Most draft stoppers attach directly to your door. They do so by a few different means. Some use small magnets to attach to metal doors, while others use clips that go underneath the door in order to grip it. Still others employ a hook-and-loop closure method. The least desirable draft stoppers don't attach to the door, and merely sit next to it.

Features

Double stopper

Double draft stoppers are a great option if you want to give your home maximum protection from the outside elements. These attach on both sides of your door, giving you double the coverage you would have with a single stopper.

Storage

Some draft stoppers include a useful storage bag for stowing your stopper when not in use. Those that don't come with such bags might include small loops for hanging your draft stopper on the wall.

Color

Draft stoppers come in just about any color and design you can imagine. Some people prefer to choose a neutral color, like brown, that can blend in with the floor. Others want to make a splash with their brightly colored stopper. Whatever your preference may be, you should be able to find a stopper to suit your needs.

Price

Most draft stoppers cost between $10 and $30. A $10 draft stopper is quite basic, and it features a thin foam filling. For $20 you can purchase a stopper with vinyl or fleece exterior, which is filled with glass beads. Draft stoppers for $30 are made of high-grade materials such as upholstery fabric and may be filled with actual stones.

FAQ

Q. What time of year should I start using my draft stopper to keep the cold out?

A. You might want to use your draft stopper at the first signs of fall. Remember that draft stoppers can also be useful for keeping cool air-conditioned air inside the house when it's hot outside.

Q. Is a draft stopper the same thing as a weather strip?

A. No. While a draft stopper is cylindrical, a weather strip is usually a flat piece of plastic, rubber, or metal. Because weather strips are so thin, they're not able to keep extreme temperatures on the outside from coming in the way a draft stopper can.

Draft stoppers we recommend

Best of the best: Evelots' 36" Magnetic Clip-On Draft Stopper

Our take: A well-designed stopper with one of the strongest magnets available.

What we like: Easy to install and can be used on non-magnetic doors.

What we dislike: Magnets may need to be repositioned for some doors.

Best bang for your buck: Twin Draft Guard's Extreme Under-Door Draft Stopper

Our take: A two-roller blocking system that's twice as effective as the competition.

What we like: Fits doors that have extra large gaps well. Effective at sound dampening between rooms.

What we dislike: Cutting and assembly are required to use this stopper.

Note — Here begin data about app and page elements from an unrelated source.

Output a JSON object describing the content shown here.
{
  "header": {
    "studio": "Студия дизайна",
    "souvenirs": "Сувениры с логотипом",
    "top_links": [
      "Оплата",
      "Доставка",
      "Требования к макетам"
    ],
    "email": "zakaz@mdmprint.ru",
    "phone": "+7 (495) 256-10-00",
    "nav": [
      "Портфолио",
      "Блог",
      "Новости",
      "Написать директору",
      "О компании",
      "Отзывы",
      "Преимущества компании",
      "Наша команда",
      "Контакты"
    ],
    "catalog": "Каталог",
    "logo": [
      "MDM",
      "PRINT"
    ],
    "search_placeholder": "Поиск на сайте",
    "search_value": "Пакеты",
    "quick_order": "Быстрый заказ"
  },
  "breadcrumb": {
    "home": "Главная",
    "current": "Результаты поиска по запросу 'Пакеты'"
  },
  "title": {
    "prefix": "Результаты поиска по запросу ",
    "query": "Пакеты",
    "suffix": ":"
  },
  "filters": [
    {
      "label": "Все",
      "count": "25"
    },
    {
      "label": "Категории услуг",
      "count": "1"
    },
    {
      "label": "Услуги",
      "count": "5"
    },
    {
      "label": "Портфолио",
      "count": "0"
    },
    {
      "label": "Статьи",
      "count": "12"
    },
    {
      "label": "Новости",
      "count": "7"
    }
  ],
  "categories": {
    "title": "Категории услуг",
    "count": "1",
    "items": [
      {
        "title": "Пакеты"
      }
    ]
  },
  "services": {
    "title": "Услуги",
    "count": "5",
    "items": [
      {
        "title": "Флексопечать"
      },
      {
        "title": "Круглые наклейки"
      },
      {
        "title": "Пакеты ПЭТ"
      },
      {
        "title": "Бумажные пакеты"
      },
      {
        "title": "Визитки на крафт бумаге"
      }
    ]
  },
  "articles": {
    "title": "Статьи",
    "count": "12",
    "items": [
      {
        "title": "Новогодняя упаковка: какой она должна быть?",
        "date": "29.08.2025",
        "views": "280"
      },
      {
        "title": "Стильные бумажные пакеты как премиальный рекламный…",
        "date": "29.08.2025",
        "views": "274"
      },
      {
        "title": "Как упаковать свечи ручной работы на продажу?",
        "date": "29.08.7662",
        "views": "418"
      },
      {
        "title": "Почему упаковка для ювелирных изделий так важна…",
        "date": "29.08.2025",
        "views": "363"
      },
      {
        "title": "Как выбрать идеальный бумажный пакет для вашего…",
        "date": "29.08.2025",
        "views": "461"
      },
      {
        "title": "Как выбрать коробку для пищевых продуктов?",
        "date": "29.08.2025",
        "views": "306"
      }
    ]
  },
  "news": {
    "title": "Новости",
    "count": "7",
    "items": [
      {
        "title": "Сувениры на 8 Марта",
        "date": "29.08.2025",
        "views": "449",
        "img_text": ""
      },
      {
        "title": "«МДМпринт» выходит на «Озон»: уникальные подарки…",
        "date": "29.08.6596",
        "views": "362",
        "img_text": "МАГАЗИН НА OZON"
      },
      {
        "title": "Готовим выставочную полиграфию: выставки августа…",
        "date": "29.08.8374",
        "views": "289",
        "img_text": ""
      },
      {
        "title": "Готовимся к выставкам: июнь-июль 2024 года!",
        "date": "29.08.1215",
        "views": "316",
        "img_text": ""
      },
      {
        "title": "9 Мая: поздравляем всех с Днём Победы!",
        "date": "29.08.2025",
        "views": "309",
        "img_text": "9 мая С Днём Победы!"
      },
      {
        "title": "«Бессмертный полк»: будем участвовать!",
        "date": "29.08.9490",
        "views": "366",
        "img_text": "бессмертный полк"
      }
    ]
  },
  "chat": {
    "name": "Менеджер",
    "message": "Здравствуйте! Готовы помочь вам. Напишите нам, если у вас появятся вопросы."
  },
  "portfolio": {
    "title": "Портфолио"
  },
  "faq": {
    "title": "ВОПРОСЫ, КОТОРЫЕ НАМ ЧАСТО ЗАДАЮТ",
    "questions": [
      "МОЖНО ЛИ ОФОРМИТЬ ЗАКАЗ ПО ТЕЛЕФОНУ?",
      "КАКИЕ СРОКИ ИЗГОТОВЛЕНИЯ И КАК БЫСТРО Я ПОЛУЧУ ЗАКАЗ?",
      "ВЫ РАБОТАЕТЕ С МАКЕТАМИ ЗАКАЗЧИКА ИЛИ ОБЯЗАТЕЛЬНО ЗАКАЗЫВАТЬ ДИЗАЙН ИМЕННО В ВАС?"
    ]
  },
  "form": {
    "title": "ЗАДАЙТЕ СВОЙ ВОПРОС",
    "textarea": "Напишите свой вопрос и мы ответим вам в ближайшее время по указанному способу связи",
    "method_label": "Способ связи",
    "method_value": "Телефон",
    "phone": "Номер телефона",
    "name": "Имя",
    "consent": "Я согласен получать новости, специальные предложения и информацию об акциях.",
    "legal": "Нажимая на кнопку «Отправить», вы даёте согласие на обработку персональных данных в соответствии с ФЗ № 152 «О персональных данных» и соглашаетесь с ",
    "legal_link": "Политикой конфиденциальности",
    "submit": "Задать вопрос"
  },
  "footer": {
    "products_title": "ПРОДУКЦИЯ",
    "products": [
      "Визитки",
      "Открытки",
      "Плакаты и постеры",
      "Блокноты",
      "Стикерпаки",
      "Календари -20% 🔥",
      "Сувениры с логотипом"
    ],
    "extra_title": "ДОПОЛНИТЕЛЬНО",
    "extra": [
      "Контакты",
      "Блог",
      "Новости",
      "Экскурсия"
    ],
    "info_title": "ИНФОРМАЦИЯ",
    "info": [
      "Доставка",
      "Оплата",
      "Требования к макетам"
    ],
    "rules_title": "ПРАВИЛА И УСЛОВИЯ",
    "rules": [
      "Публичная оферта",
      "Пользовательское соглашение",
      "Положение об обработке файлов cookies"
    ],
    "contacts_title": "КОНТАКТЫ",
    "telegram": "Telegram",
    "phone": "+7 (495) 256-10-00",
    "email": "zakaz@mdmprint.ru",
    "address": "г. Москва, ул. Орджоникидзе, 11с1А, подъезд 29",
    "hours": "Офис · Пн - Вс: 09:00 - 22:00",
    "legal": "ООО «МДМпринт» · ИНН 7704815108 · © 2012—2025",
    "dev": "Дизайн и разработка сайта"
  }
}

Choice 3: The Maine Sales Company's Door Draft Stopper

Our take: Odor-free option that will have you feeling warm all over.

What we like: Cotton fabric exterior and buckwheat hull interior offer durable outer shell with evenly spaced internal stuffing.

What we dislike: Expensive, and no hanging loop.

Adam Reeder is a writer for BestReviews. BestReviews is a product review company with a singular mission: to help simplify your purchasing decisions and save you time and money. BestReviews never accepts free products from manufacturers and purchases every product it reviews with its own funds.

BestReviews spends thousands of hours researching, analyzing and testing products to recommend the best picks for most consumers. BestReviews and its newspaper partners may earn a commission if you purchase a product through one of our links.

Distributed by Tribune Content Agency, LLC.

Advertisement
Advertisement
Advertisement